## RECORDS SUPPLIED
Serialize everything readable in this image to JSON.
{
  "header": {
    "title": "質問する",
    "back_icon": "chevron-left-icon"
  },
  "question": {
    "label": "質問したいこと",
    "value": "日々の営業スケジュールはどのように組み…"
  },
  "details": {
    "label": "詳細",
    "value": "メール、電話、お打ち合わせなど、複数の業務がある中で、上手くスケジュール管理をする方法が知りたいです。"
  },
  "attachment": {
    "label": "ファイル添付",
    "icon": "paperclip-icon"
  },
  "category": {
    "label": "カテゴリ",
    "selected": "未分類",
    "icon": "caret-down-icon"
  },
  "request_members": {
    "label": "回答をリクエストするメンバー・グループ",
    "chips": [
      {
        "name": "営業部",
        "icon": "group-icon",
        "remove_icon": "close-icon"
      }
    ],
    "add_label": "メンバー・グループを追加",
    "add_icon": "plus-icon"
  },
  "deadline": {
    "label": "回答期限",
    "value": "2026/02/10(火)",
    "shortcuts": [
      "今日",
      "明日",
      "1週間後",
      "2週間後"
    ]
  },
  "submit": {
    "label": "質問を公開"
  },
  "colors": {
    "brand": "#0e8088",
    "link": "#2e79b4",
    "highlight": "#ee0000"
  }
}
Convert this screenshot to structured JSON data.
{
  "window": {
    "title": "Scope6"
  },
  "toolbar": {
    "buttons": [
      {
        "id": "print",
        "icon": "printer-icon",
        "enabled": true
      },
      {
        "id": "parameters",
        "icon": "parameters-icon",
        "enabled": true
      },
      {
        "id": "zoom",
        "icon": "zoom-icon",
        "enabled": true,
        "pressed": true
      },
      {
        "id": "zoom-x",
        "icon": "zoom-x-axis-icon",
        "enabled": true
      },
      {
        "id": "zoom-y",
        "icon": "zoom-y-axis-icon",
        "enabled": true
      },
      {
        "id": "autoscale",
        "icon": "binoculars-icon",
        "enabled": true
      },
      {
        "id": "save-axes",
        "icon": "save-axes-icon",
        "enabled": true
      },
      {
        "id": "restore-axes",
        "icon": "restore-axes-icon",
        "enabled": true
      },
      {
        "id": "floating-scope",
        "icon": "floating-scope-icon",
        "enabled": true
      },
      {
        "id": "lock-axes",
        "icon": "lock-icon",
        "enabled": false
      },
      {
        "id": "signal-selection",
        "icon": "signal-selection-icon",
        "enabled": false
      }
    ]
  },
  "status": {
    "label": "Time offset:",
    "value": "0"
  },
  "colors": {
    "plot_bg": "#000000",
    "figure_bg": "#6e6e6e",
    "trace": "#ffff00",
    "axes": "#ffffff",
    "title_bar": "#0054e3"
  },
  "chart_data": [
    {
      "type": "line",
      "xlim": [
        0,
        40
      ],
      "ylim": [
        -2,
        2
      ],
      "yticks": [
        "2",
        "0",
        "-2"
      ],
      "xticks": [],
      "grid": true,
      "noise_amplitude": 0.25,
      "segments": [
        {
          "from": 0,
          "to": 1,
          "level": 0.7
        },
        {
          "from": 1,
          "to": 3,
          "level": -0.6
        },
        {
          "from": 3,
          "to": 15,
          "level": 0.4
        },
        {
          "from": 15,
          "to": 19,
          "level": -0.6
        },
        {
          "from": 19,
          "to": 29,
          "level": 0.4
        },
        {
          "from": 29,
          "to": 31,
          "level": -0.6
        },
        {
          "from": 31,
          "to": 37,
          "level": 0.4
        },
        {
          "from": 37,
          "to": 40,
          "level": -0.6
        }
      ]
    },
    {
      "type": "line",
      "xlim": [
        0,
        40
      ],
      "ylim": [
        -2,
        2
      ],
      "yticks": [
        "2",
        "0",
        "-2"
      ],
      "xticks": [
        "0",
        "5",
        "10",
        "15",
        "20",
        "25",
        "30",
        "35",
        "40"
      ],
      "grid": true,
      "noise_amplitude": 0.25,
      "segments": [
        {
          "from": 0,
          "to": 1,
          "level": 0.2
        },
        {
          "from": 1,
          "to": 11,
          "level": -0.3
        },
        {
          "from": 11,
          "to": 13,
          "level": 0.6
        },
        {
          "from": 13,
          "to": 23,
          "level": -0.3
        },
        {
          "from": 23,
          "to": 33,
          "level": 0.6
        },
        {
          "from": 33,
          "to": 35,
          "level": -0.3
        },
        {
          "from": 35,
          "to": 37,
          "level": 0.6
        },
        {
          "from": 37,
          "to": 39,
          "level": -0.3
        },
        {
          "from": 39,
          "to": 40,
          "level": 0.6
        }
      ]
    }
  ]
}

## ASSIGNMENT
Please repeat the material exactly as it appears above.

## ANSWER TO THIS PROBLEM
Serialize everything readable in this image to JSON.
{
  "header": {
    "title": "質問する",
    "back_icon": "chevron-left-icon"
  },
  "question": {
    "label": "質問したいこと",
    "value": "日々の営業スケジュールはどのように組み…"
  },
  "details": {
    "label": "詳細",
    "value": "メール、電話、お打ち合わせなど、複数の業務がある中で、上手くスケジュール管理をする方法が知りたいです。"
  },
  "attachment": {
    "label": "ファイル添付",
    "icon": "paperclip-icon"
  },
  "category": {
    "label": "カテゴリ",
    "selected": "未分類",
    "icon": "caret-down-icon"
  },
  "request_members": {
    "label": "回答をリクエストするメンバー・グループ",
    "chips": [
      {
        "name": "営業部",
        "icon": "group-icon",
        "remove_icon": "close-icon"
      }
    ],
    "add_label": "メンバー・グループを追加",
    "add_icon": "plus-icon"
  },
  "deadline": {
    "label": "回答期限",
    "value": "2026/02/10(火)",
    "shortcuts": [
      "今日",
      "明日",
      "1週間後",
      "2週間後"
    ]
  },
  "submit": {
    "label": "質問を公開"
  },
  "colors": {
    "brand": "#0e8088",
    "link": "#2e79b4",
    "highlight": "#ee0000"
  }
}
Convert this screenshot to structured JSON data.
{
  "window": {
    "title": "Scope6"
  },
  "toolbar": {
    "buttons": [
      {
        "id": "print",
        "icon": "printer-icon",
        "enabled": true
      },
      {
        "id": "parameters",
        "icon": "parameters-icon",
        "enabled": true
      },
      {
        "id": "zoom",
        "icon": "zoom-icon",
        "enabled": true,
        "pressed": true
      },
      {
        "id": "zoom-x",
        "icon": "zoom-x-axis-icon",
        "enabled": true
      },
      {
        "id": "zoom-y",
        "icon": "zoom-y-axis-icon",
        "enabled": true
      },
      {
        "id": "autoscale",
        "icon": "binoculars-icon",
        "enabled": true
      },
      {
        "id": "save-axes",
        "icon": "save-axes-icon",
        "enabled": true
      },
      {
        "id": "restore-axes",
        "icon": "restore-axes-icon",
        "enabled": true
      },
      {
        "id": "floating-scope",
        "icon": "floating-scope-icon",
        "enabled": true
      },
      {
        "id": "lock-axes",
        "icon": "lock-icon",
        "enabled": false
      },
      {
        "id": "signal-selection",
        "icon": "signal-selection-icon",
        "enabled": false
      }
    ]
  },
  "status": {
    "label": "Time offset:",
    "value": "0"
  },
  "colors": {
    "plot_bg": "#000000",
    "figure_bg": "#6e6e6e",
    "trace": "#ffff00",
    "axes": "#ffffff",
    "title_bar": "#0054e3"
  },
  "chart_data": [
    {
      "type": "line",
      "xlim": [
        0,
        40
      ],
      "ylim": [
        -2,
        2
      ],
      "yticks": [
        "2",
        "0",
        "-2"
      ],
      "xticks": [],
      "grid": true,
      "noise_amplitude": 0.25,
      "segments": [
        {
          "from": 0,
          "to": 1,
          "level": 0.7
        },
        {
          "from": 1,
          "to": 3,
          "level": -0.6
        },
        {
          "from": 3,
          "to": 15,
          "level": 0.4
        },
        {
          "from": 15,
          "to": 19,
          "level": -0.6
        },
        {
          "from": 19,
          "to": 29,
          "level": 0.4
        },
        {
          "from": 29,
          "to": 31,
          "level": -0.6
        },
        {
          "from": 31,
          "to": 37,
          "level": 0.4
        },
        {
          "from": 37,
          "to": 40,
          "level": -0.6
        }
      ]
    },
    {
      "type": "line",
      "xlim": [
        0,
        40
      ],
      "ylim": [
        -2,
        2
      ],
      "yticks": [
        "2",
        "0",
        "-2"
      ],
      "xticks": [
        "0",
        "5",
        "10",
        "15",
        "20",
        "25",
        "30",
        "35",
        "40"
      ],
      "grid": true,
      "noise_amplitude": 0.25,
      "segments": [
        {
          "from": 0,
          "to": 1,
          "level": 0.2
        },
        {
          "from": 1,
          "to": 11,
          "level": -0.3
        },
        {
          "from": 11,
          "to": 13,
          "level": 0.6
        },
        {
          "from": 13,
          "to": 23,
          "level": -0.3
        },
        {
          "from": 23,
          "to": 33,
          "level": 0.6
        },
        {
          "from": 33,
          "to": 35,
          "level": -0.3
        },
        {
          "from": 35,
          "to": 37,
          "level": 0.6
        },
        {
          "from": 37,
          "to": 39,
          "level": -0.3
        },
        {
          "from": 39,
          "to": 40,
          "level": 0.6
        }
      ]
    }
  ]
}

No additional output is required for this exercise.